§ Work to complete
The response should consist of the data below, copied exactly, with no pictures in it.

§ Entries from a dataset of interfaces
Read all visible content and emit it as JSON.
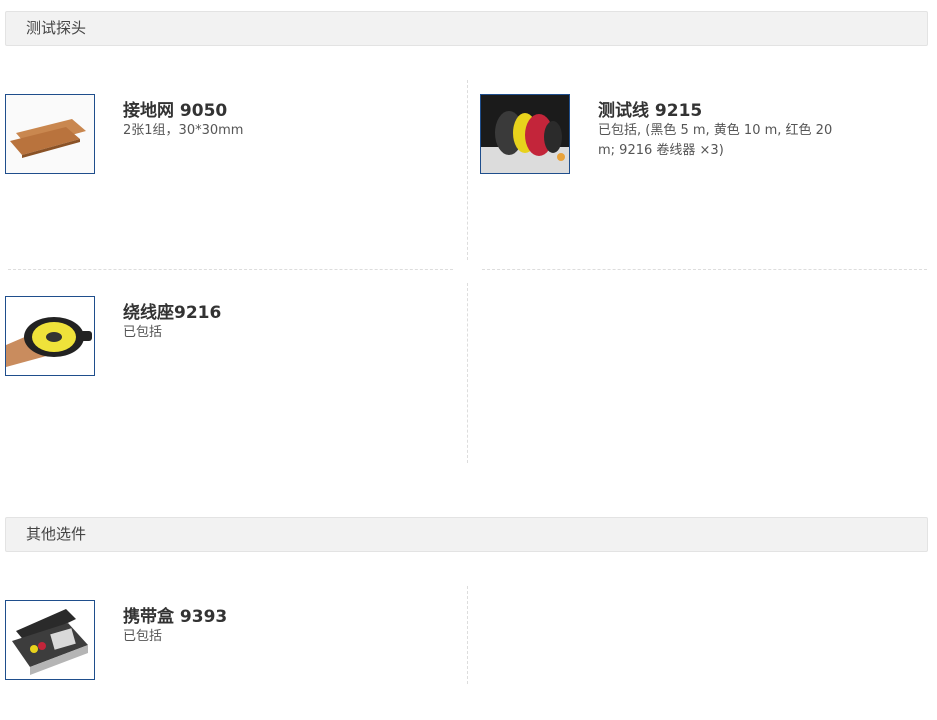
{
  "sections": [
    {
      "title": "测试探头",
      "items": [
        {
          "name": "接地网 9050",
          "desc": "2张1组，30*30mm",
          "icon": "ground-net-icon"
        },
        {
          "name": "测试线 9215",
          "desc": "已包括, (黑色 5 m, 黄色 10 m, 红色 20 m; 9216 卷线器 ×3)",
          "icon": "test-lead-set-icon"
        },
        {
          "name": "绕线座9216",
          "desc": "已包括",
          "icon": "cable-reel-icon"
        }
      ]
    },
    {
      "title": "其他选件",
      "items": [
        {
          "name": "携带盒 9393",
          "desc": "已包括",
          "icon": "carrying-case-icon"
        }
      ]
    }
  ],
  "colors": {
    "header_bg": "#f2f2f2",
    "thumb_border": "#1f4e8c",
    "divider": "#dddddd"
  }
}
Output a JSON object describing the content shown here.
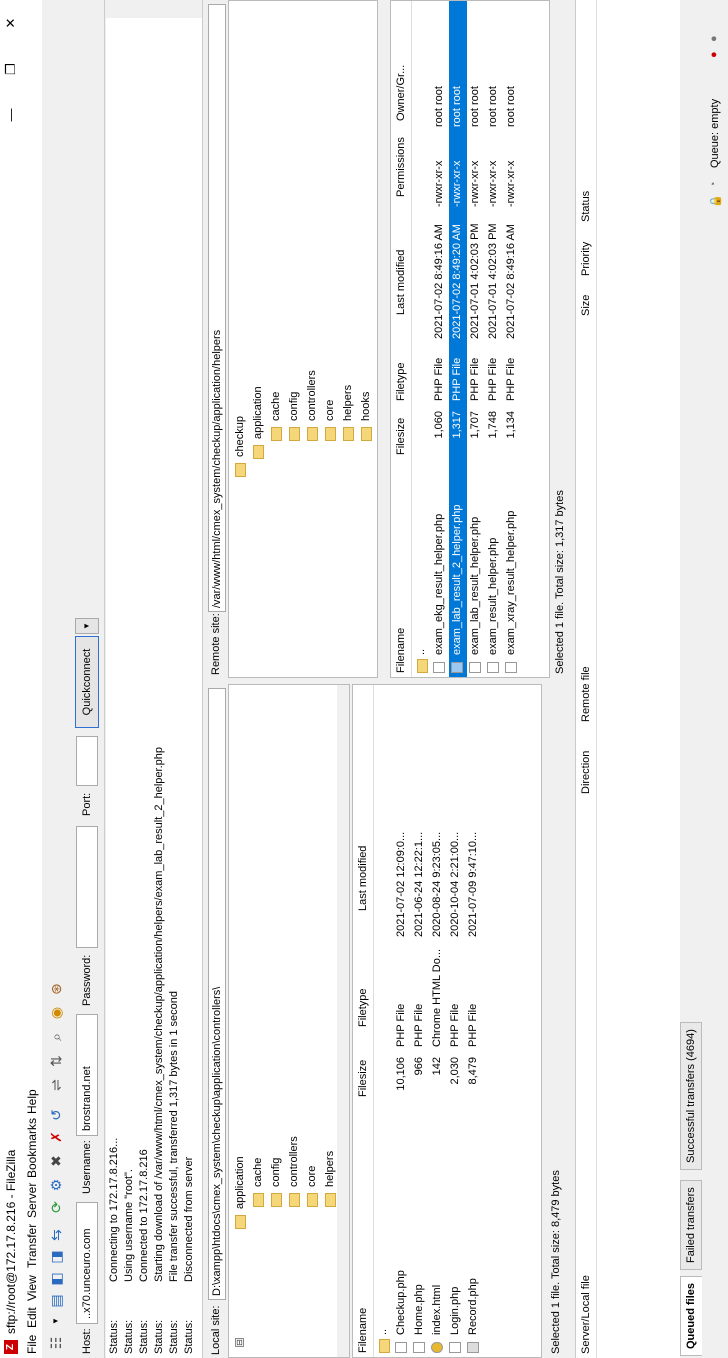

§ Exercise result
Read all visible content and emit it as JSON.
{
  "sections": [
    {
      "title": "测试探头",
      "items": [
        {
          "name": "接地网 9050",
          "desc": "2张1组，30*30mm",
          "icon": "ground-net-icon"
        },
        {
          "name": "测试线 9215",
          "desc": "已包括, (黑色 5 m, 黄色 10 m, 红色 20 m; 9216 卷线器 ×3)",
          "icon": "test-lead-set-icon"
        },
        {
          "name": "绕线座9216",
          "desc": "已包括",
          "icon": "cable-reel-icon"
        }
      ]
    },
    {
      "title": "其他选件",
      "items": [
        {
          "name": "携带盒 9393",
          "desc": "已包括",
          "icon": "carrying-case-icon"
        }
      ]
    }
  ],
  "colors": {
    "header_bg": "#f2f2f2",
    "thumb_border": "#1f4e8c",
    "divider": "#dddddd"
  }
}
Output a JSON object describing the content shown here.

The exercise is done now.